* _Your instructions_: For every entry, reproduce the wording exactly and omit any image it holds.

+---+

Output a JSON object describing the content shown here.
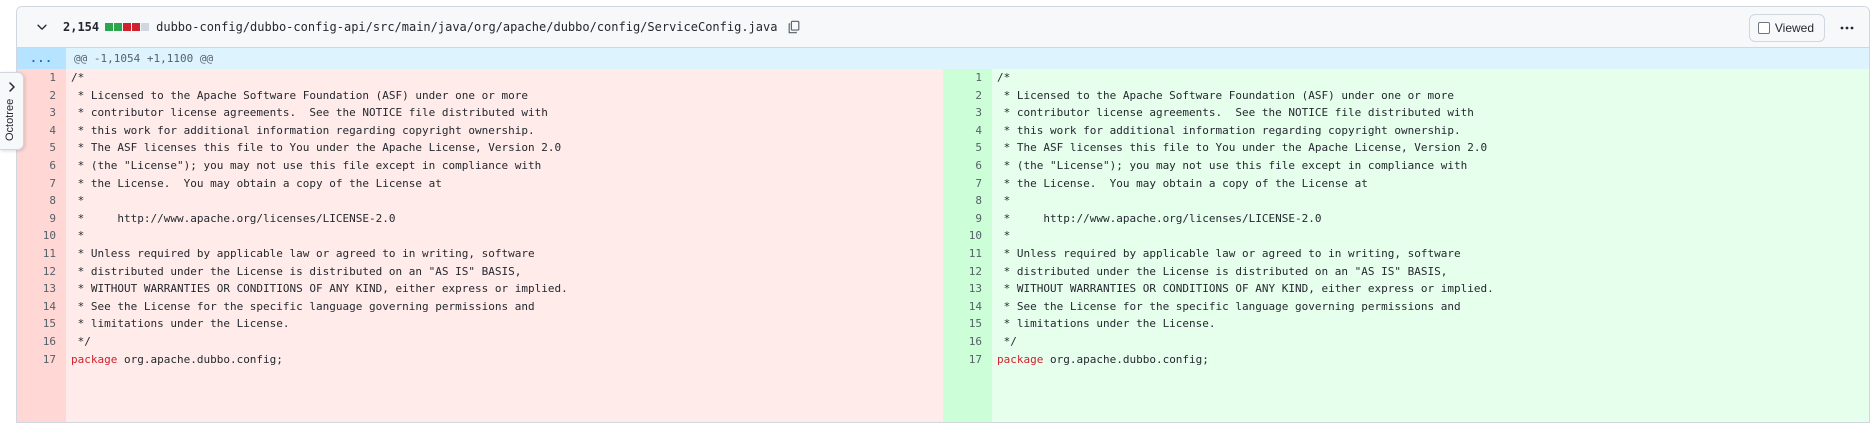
{
  "file": {
    "diffstat_count": "2,154",
    "diffstat_blocks": [
      "#2da44e",
      "#2da44e",
      "#cf222e",
      "#cf222e",
      "#d0d7de"
    ],
    "path": "dubbo-config/dubbo-config-api/src/main/java/org/apache/dubbo/config/ServiceConfig.java",
    "viewed_label": "Viewed",
    "collapse_icon": "chevron-down-icon",
    "copy_icon": "copy-icon",
    "more_icon": "kebab-horizontal-icon"
  },
  "hunk": {
    "expand_label": "...",
    "header": "@@ -1,1054 +1,1100 @@"
  },
  "octotree": {
    "label": "Octotree",
    "icon": "chevron-right-icon"
  },
  "colors": {
    "deleted_gutter": "#ffd7d5",
    "deleted_code": "#ffebe9",
    "added_gutter": "#ccffd8",
    "added_code": "#e6ffec",
    "keyword": "#cf222e"
  },
  "left_lines": [
    {
      "num": "1",
      "text": "/*"
    },
    {
      "num": "2",
      "text": " * Licensed to the Apache Software Foundation (ASF) under one or more"
    },
    {
      "num": "3",
      "text": " * contributor license agreements.  See the NOTICE file distributed with"
    },
    {
      "num": "4",
      "text": " * this work for additional information regarding copyright ownership."
    },
    {
      "num": "5",
      "text": " * The ASF licenses this file to You under the Apache License, Version 2.0"
    },
    {
      "num": "6",
      "text": " * (the \"License\"); you may not use this file except in compliance with"
    },
    {
      "num": "7",
      "text": " * the License.  You may obtain a copy of the License at"
    },
    {
      "num": "8",
      "text": " *"
    },
    {
      "num": "9",
      "text": " *     http://www.apache.org/licenses/LICENSE-2.0"
    },
    {
      "num": "10",
      "text": " *"
    },
    {
      "num": "11",
      "text": " * Unless required by applicable law or agreed to in writing, software"
    },
    {
      "num": "12",
      "text": " * distributed under the License is distributed on an \"AS IS\" BASIS,"
    },
    {
      "num": "13",
      "text": " * WITHOUT WARRANTIES OR CONDITIONS OF ANY KIND, either express or implied."
    },
    {
      "num": "14",
      "text": " * See the License for the specific language governing permissions and"
    },
    {
      "num": "15",
      "text": " * limitations under the License."
    },
    {
      "num": "16",
      "text": " */"
    },
    {
      "num": "17",
      "keyword": "package",
      "text": " org.apache.dubbo.config;"
    }
  ],
  "right_lines": [
    {
      "num": "1",
      "text": "/*"
    },
    {
      "num": "2",
      "text": " * Licensed to the Apache Software Foundation (ASF) under one or more"
    },
    {
      "num": "3",
      "text": " * contributor license agreements.  See the NOTICE file distributed with"
    },
    {
      "num": "4",
      "text": " * this work for additional information regarding copyright ownership."
    },
    {
      "num": "5",
      "text": " * The ASF licenses this file to You under the Apache License, Version 2.0"
    },
    {
      "num": "6",
      "text": " * (the \"License\"); you may not use this file except in compliance with"
    },
    {
      "num": "7",
      "text": " * the License.  You may obtain a copy of the License at"
    },
    {
      "num": "8",
      "text": " *"
    },
    {
      "num": "9",
      "text": " *     http://www.apache.org/licenses/LICENSE-2.0"
    },
    {
      "num": "10",
      "text": " *"
    },
    {
      "num": "11",
      "text": " * Unless required by applicable law or agreed to in writing, software"
    },
    {
      "num": "12",
      "text": " * distributed under the License is distributed on an \"AS IS\" BASIS,"
    },
    {
      "num": "13",
      "text": " * WITHOUT WARRANTIES OR CONDITIONS OF ANY KIND, either express or implied."
    },
    {
      "num": "14",
      "text": " * See the License for the specific language governing permissions and"
    },
    {
      "num": "15",
      "text": " * limitations under the License."
    },
    {
      "num": "16",
      "text": " */"
    },
    {
      "num": "17",
      "keyword": "package",
      "text": " org.apache.dubbo.config;"
    }
  ]
}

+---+

* _Task output_:
Output a JSON object describing the content shown here.
{
  "file": {
    "diffstat_count": "2,154",
    "diffstat_blocks": [
      "#2da44e",
      "#2da44e",
      "#cf222e",
      "#cf222e",
      "#d0d7de"
    ],
    "path": "dubbo-config/dubbo-config-api/src/main/java/org/apache/dubbo/config/ServiceConfig.java",
    "viewed_label": "Viewed",
    "collapse_icon": "chevron-down-icon",
    "copy_icon": "copy-icon",
    "more_icon": "kebab-horizontal-icon"
  },
  "hunk": {
    "expand_label": "...",
    "header": "@@ -1,1054 +1,1100 @@"
  },
  "octotree": {
    "label": "Octotree",
    "icon": "chevron-right-icon"
  },
  "colors": {
    "deleted_gutter": "#ffd7d5",
    "deleted_code": "#ffebe9",
    "added_gutter": "#ccffd8",
    "added_code": "#e6ffec",
    "keyword": "#cf222e"
  },
  "left_lines": [
    {
      "num": "1",
      "text": "/*"
    },
    {
      "num": "2",
      "text": " * Licensed to the Apache Software Foundation (ASF) under one or more"
    },
    {
      "num": "3",
      "text": " * contributor license agreements.  See the NOTICE file distributed with"
    },
    {
      "num": "4",
      "text": " * this work for additional information regarding copyright ownership."
    },
    {
      "num": "5",
      "text": " * The ASF licenses this file to You under the Apache License, Version 2.0"
    },
    {
      "num": "6",
      "text": " * (the \"License\"); you may not use this file except in compliance with"
    },
    {
      "num": "7",
      "text": " * the License.  You may obtain a copy of the License at"
    },
    {
      "num": "8",
      "text": " *"
    },
    {
      "num": "9",
      "text": " *     http://www.apache.org/licenses/LICENSE-2.0"
    },
    {
      "num": "10",
      "text": " *"
    },
    {
      "num": "11",
      "text": " * Unless required by applicable law or agreed to in writing, software"
    },
    {
      "num": "12",
      "text": " * distributed under the License is distributed on an \"AS IS\" BASIS,"
    },
    {
      "num": "13",
      "text": " * WITHOUT WARRANTIES OR CONDITIONS OF ANY KIND, either express or implied."
    },
    {
      "num": "14",
      "text": " * See the License for the specific language governing permissions and"
    },
    {
      "num": "15",
      "text": " * limitations under the License."
    },
    {
      "num": "16",
      "text": " */"
    },
    {
      "num": "17",
      "keyword": "package",
      "text": " org.apache.dubbo.config;"
    }
  ],
  "right_lines": [
    {
      "num": "1",
      "text": "/*"
    },
    {
      "num": "2",
      "text": " * Licensed to the Apache Software Foundation (ASF) under one or more"
    },
    {
      "num": "3",
      "text": " * contributor license agreements.  See the NOTICE file distributed with"
    },
    {
      "num": "4",
      "text": " * this work for additional information regarding copyright ownership."
    },
    {
      "num": "5",
      "text": " * The ASF licenses this file to You under the Apache License, Version 2.0"
    },
    {
      "num": "6",
      "text": " * (the \"License\"); you may not use this file except in compliance with"
    },
    {
      "num": "7",
      "text": " * the License.  You may obtain a copy of the License at"
    },
    {
      "num": "8",
      "text": " *"
    },
    {
      "num": "9",
      "text": " *     http://www.apache.org/licenses/LICENSE-2.0"
    },
    {
      "num": "10",
      "text": " *"
    },
    {
      "num": "11",
      "text": " * Unless required by applicable law or agreed to in writing, software"
    },
    {
      "num": "12",
      "text": " * distributed under the License is distributed on an \"AS IS\" BASIS,"
    },
    {
      "num": "13",
      "text": " * WITHOUT WARRANTIES OR CONDITIONS OF ANY KIND, either express or implied."
    },
    {
      "num": "14",
      "text": " * See the License for the specific language governing permissions and"
    },
    {
      "num": "15",
      "text": " * limitations under the License."
    },
    {
      "num": "16",
      "text": " */"
    },
    {
      "num": "17",
      "keyword": "package",
      "text": " org.apache.dubbo.config;"
    }
  ]
}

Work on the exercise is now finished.